Organisations are now fighting in a ‘war for talent’. The digital age is forcing everyone to compete for the same tech-savvy recruits. Public bodies like HMRC are battling it out with the likes of Google for software developers and data scientists because tax has gone online – and their offices need to be every bit as appealing as the technology giant’s workplace. In ultra-competitive sectors such as finance providing people with an agile workspace that offers comfort, suits their needs and allows them to juggle various responsibilities can be the difference-maker. Our research reveals that the office environment has a significant impact on job satisfaction, which helps to attract and retain the best candidates.
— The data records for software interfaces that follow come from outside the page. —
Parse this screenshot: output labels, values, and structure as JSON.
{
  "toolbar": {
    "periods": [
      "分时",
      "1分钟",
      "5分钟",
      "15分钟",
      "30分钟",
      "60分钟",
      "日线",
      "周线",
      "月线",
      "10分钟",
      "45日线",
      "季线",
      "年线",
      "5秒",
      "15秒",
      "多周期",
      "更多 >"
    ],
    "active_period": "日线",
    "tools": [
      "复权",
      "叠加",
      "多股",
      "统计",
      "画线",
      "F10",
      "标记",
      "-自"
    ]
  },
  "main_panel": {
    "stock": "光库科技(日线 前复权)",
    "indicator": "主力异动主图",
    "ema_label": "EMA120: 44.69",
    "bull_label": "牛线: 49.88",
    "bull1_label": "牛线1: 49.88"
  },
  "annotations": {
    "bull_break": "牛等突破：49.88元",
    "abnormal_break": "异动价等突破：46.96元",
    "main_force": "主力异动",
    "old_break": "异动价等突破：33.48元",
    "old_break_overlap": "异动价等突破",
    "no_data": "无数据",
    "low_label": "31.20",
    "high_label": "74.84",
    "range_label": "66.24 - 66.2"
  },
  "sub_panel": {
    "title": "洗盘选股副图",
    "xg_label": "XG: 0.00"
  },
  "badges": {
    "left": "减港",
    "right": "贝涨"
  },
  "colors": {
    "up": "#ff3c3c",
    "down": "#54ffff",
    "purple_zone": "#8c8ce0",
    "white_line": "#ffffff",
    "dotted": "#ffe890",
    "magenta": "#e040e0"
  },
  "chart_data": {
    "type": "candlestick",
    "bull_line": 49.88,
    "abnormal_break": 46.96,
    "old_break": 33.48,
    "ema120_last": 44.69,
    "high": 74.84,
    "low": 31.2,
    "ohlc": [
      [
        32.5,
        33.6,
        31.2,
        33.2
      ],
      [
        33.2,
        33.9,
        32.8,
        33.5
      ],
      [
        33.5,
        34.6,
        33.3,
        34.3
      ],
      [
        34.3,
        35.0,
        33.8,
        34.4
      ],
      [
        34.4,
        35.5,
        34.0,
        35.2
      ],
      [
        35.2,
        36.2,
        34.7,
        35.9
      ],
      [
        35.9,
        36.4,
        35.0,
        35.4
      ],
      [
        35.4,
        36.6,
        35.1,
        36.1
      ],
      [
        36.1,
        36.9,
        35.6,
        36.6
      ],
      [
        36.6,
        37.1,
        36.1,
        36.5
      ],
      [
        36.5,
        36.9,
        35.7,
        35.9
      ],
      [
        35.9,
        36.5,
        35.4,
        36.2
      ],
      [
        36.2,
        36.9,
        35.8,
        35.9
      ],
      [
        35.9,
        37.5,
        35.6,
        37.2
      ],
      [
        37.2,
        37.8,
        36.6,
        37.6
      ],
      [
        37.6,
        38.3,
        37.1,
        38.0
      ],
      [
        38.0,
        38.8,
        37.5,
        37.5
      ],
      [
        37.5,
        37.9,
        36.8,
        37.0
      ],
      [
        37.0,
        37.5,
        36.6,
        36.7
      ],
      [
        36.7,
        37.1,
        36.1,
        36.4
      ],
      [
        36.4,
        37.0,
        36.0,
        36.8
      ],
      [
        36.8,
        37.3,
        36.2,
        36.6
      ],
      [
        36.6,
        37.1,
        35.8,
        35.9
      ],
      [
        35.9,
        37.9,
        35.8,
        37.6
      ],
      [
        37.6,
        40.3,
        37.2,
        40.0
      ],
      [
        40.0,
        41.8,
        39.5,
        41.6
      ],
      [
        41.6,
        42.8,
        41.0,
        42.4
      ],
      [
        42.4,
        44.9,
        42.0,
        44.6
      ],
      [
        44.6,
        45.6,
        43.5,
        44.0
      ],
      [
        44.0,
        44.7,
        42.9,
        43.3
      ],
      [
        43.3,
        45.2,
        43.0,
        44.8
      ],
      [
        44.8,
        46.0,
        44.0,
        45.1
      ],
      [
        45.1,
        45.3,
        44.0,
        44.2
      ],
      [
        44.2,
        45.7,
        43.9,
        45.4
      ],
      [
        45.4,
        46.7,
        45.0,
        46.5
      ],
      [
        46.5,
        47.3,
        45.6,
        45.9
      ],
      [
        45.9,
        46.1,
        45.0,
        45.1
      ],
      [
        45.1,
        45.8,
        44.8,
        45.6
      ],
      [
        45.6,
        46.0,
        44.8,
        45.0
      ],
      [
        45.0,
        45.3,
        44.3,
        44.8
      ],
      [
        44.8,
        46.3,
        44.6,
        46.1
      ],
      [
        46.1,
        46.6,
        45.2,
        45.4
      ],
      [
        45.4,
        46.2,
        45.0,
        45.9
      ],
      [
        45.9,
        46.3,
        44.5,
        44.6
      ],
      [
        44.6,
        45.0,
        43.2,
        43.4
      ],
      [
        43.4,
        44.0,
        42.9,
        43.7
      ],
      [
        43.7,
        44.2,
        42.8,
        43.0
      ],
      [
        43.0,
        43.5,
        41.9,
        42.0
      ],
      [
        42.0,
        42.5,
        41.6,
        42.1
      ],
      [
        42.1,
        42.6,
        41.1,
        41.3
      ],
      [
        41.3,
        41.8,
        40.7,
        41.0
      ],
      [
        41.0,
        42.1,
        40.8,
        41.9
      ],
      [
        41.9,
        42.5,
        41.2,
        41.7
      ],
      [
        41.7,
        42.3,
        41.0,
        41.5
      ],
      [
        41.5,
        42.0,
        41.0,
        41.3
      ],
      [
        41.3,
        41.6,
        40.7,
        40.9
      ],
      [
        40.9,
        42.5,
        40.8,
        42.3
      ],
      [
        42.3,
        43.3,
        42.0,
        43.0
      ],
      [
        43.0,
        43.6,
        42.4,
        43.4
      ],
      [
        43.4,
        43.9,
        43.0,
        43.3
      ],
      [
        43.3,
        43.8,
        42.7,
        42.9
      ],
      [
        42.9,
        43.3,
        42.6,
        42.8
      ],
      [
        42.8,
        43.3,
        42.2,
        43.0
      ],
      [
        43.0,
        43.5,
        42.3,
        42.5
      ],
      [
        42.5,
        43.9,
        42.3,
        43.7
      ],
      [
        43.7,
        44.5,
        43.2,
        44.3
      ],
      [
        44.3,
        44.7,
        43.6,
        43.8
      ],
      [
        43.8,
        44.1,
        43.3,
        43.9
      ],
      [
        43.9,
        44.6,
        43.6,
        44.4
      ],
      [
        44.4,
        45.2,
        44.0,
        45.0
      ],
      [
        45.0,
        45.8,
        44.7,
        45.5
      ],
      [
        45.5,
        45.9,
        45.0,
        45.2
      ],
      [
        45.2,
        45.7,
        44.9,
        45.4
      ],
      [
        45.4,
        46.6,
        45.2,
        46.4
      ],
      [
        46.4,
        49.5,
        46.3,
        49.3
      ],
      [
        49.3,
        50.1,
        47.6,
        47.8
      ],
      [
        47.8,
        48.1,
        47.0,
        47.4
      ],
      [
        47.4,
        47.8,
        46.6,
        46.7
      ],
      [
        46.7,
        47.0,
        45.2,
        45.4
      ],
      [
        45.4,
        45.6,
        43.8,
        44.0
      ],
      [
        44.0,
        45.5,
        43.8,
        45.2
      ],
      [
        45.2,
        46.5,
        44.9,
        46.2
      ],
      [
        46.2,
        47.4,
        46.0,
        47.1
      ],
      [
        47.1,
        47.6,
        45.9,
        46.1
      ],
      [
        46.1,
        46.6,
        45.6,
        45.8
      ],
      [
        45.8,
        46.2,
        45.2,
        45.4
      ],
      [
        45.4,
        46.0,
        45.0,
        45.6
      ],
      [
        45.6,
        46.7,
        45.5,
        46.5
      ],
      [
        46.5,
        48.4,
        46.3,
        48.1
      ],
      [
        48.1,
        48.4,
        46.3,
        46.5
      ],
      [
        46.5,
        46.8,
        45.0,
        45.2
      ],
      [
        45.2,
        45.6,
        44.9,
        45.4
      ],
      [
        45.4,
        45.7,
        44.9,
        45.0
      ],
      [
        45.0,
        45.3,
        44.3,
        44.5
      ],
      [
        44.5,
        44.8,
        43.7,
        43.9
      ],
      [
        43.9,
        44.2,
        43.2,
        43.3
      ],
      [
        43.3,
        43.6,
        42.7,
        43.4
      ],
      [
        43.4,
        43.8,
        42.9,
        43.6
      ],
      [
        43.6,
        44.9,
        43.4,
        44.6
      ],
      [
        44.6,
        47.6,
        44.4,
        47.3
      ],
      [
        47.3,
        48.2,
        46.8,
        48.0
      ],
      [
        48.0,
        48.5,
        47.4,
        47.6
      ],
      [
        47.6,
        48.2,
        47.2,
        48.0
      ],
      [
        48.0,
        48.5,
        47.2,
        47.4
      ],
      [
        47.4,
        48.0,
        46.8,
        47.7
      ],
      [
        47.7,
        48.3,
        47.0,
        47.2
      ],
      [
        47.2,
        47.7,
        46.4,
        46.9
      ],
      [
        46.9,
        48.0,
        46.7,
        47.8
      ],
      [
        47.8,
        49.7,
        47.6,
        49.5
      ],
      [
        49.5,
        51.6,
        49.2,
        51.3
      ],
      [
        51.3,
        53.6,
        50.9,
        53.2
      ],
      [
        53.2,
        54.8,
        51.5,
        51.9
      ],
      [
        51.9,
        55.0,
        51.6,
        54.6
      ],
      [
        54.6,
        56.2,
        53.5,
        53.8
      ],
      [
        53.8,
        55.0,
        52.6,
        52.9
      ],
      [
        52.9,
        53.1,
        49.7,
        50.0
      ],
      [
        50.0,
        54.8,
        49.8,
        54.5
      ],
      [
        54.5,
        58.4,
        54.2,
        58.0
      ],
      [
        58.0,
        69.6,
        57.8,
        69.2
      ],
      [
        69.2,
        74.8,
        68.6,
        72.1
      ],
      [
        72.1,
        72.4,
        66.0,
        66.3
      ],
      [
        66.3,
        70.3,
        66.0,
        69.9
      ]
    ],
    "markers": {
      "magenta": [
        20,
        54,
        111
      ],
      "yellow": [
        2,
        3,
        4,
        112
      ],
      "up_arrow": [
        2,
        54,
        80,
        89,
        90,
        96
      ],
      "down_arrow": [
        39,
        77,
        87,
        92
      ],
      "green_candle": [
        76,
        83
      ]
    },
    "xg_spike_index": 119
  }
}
Almost three in four (73%) employees claim that flexibility at work is one of their top two reasons to stay with an employer.
Meanwhile, traditional spaces such as large meeting rooms are no longer fit for purpose, with areas for informal meetings and group projects in higher demand. Agile workspaces that cater to this growing trend push teams to be less siloed in their behaviour. In turn, this leads to greater work satisfaction and pride. Concentration spaces and a more domestic working environment suit those who may otherwise choose to work from home, while those who work remotely may feel less singled out. As with growth, however, agile working will have more chance to succeed if organisations empower staff by making them feel part of any agile change.
Ultimately, engaging with employees throughout any change management process, particularly if this means implementing new agile workplace designs, is more likely to bring success. Savings through reduction of property costs, being able to grow within existing constraints, or wanting to improve the workplace experience all start with the employee. It’s all too easy for businesses to treat agile working as a silver bullet, only to become disillusioned when staff are unresponsive.
Individuals take to greater flexibility in different ways and at different speeds, so it is vital that organisations research and profile before making any assumptions about what will suit their teams. That’s the kind of principle that belongs on a manifesto.
Sarah Booth is Design Manager at Kinnarps UK and is a leading practitioner in workplace design strategy.